What is Electronic Recycling? How is it Done?
Electronic waste or e-waste, also known as e-scrap, is the trash we generate from broken, surplus, and obsolete electronic devices. Electronics contain several hazardous and toxic materials and chemicals that are released into the environment if they are not disposed properly. It takes between 50-200 years to decompose based on their quality. Sturdier metals take longer to decompose just like hard plastic, which does not decompose at all. Even glass takes 1-2 million years to exit our ecosystem and decompose.
However, most things are recyclable, even e-waste. And the process of recovering material from discarded devices to use in new products is known as e-waste recycling.
Frequently Replaced Electronics
Electronics transition into e-waste at a fast pace, because they have a very short useful life span. Currently, close to 500 million unused cell phones are present in the houses of people. Globally, 25% of the population purchases a new cell phone every year, and they buy millions of electronic devices like TVs, laptops, computers, and tablets each year.
Unfortunately, most of these devices end up in landfills and only 12.5% of e-waste is recycled. Electronic are full of valuable commodities useful to the metal trade like tin, copper, iron, fossil fuels, gold, silver, titanium, and aluminium. Many of the materials utilised in making the electronic devices can be recovered, recycled, and reused including plastics, glass, and metals. After knowing how long does it take for metal to decompose, it is better to recover the metals and reuse them.
Benefits of E-Waste Recycling
Recycling e-waste lets us recover several valuable metals and other materials from electronics, which saves energy or natural resources, conserves landfill space, reduces pollution, and creates new jobs.
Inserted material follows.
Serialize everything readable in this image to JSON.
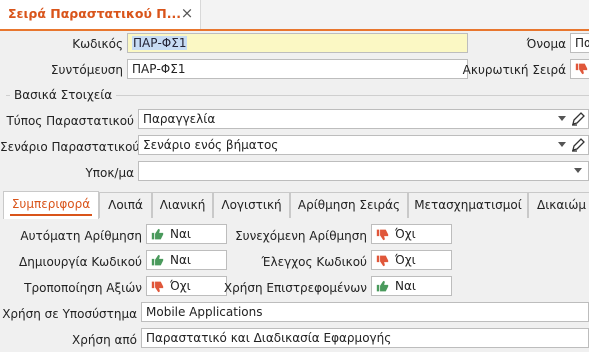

Recycling one million mobile phone can recover approximately 772 pounds of silver, 75 pounds of gold, 33 pounds of palladium, and 35, 274 pounds of copper.
E-waste recycling also helps in decreasing the production waste. Manufacturing a single monitor and computer takes 530 lb of fossil fuel, 1.5 tons of water, and 40 pounds of chemicals. Additionally, 81% of the energy linked to a computer is utilised during production only.
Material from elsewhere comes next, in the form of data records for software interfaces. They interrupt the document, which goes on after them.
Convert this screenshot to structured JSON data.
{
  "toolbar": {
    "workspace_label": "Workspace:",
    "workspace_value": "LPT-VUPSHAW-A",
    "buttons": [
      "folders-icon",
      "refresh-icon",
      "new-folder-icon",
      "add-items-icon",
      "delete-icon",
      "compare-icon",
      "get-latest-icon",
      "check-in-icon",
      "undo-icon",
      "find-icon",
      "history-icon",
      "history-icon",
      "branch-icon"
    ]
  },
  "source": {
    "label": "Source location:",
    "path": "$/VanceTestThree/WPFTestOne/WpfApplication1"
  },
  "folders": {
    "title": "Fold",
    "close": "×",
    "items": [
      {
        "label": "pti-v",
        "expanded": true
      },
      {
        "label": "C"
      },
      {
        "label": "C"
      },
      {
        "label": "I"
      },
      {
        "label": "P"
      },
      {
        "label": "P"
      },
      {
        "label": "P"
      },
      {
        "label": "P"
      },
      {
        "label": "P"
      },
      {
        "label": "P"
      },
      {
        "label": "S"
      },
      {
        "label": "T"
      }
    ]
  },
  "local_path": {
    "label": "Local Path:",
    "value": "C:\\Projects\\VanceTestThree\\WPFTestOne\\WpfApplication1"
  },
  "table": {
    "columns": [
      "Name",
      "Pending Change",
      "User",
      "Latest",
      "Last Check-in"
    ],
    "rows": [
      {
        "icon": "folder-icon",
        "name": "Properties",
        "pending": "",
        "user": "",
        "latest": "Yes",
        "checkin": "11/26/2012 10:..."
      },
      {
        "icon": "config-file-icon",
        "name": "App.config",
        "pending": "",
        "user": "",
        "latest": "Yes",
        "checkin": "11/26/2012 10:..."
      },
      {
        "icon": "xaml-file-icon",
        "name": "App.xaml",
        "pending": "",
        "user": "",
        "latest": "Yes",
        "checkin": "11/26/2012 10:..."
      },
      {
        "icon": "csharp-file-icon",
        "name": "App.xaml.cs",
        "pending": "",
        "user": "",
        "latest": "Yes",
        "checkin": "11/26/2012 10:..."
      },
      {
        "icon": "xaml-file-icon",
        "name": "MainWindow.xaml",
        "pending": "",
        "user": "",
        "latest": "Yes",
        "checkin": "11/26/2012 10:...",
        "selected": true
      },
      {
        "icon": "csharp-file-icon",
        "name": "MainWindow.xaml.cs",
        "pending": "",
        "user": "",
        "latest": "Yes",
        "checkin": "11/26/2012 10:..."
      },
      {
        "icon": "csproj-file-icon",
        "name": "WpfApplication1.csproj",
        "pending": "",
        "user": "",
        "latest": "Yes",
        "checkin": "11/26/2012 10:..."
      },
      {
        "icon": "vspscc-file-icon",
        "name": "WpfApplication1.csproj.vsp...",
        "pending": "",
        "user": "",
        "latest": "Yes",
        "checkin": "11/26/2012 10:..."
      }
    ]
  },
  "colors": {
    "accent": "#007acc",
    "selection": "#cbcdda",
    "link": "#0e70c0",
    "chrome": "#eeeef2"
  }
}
The Electronics Recycling Process
E-waste recycling can be tricky because discarded electronics are sophisticated devices manufactured from different ratios of metals, glass, and plastics. The process of recycling can be different depending on the materials being recycled as well as the technologies used, but below is a general overview.
Collection and Transportation
Just like any other recycling process, collection and transportation are the initial stages of e-waste recycling. Recyclers place electronics take-back booths or collection bins in particular locations and transport the e-waste collected from these sites to recycling facilities and plants.
Shredding, Sorting, and Separation
The next step is to process and separate the materials in the e-waste stream into clean commodities that may be used for making new products. The foundation of electronics recycling is an efficient separation of materials.
Shredding the e-waste lets the sorting and separation of metals and internal circuitry from plastics, and waste products are shredded into tiny pieces as small as 10 mm to facilitate further sorting. A powerful overhead magnet then separates steel and iron from the waste stream on a conveyor belt and then prepared the steel for sale as recycled steel.
Further mechanical processing sorts our aluminium, circuit boards, and copper from the material stream, which is not mostly plastic. The water separation technique is then used to filter glass from plastics. The final step in the process of separation is to locate and extract any leftover metal pieces from the plastic waste to further purify the stream.
Preparation For Selling as Recycled Materials
After the above-mentioned process of shredding, sorting, and separation, the separated materials are then prepared for sale as usable raw materials of the manufacturing of new electronics or other products.
Challenges for E-Waste Recycling Industry
There are several challenges ahead of the e-waste recycling industry.
- The biggest challenge is exporting to developing nations, where workers working to dismantle the e-waste are suffering from serious health hazards due to inadequate environmental controls.
- Although the volume of electronic waste is increasing quickly, its quality is decreasing. Devices are getting smaller, containing less precious metals. However, this also means that we do not have to worry about how long does it take for metal to decompose. The material values of several end-of-like electrical and electronic devices have therefore fallen sharply. Electronic recyclers are discouraged from recycling e-waste due to decreasing global prices of recycled materials, which have lesser margins and resulted in the closing of a business.
- Another issue is that electronic devices are being made in such a way that is not easily repairable, reusable, or recyclable.
The current rate of electronic waster recycling is around 15%-18%, which is definitely not sufficient considering the fact that it takes years for its glass, metal, or plastic parts to decompose. Additionally, a single person uses multiple devices and changes these devices frequently. Therefore, working towards increasing the e-waste recycling rate is becoming increasingly necessary for the world.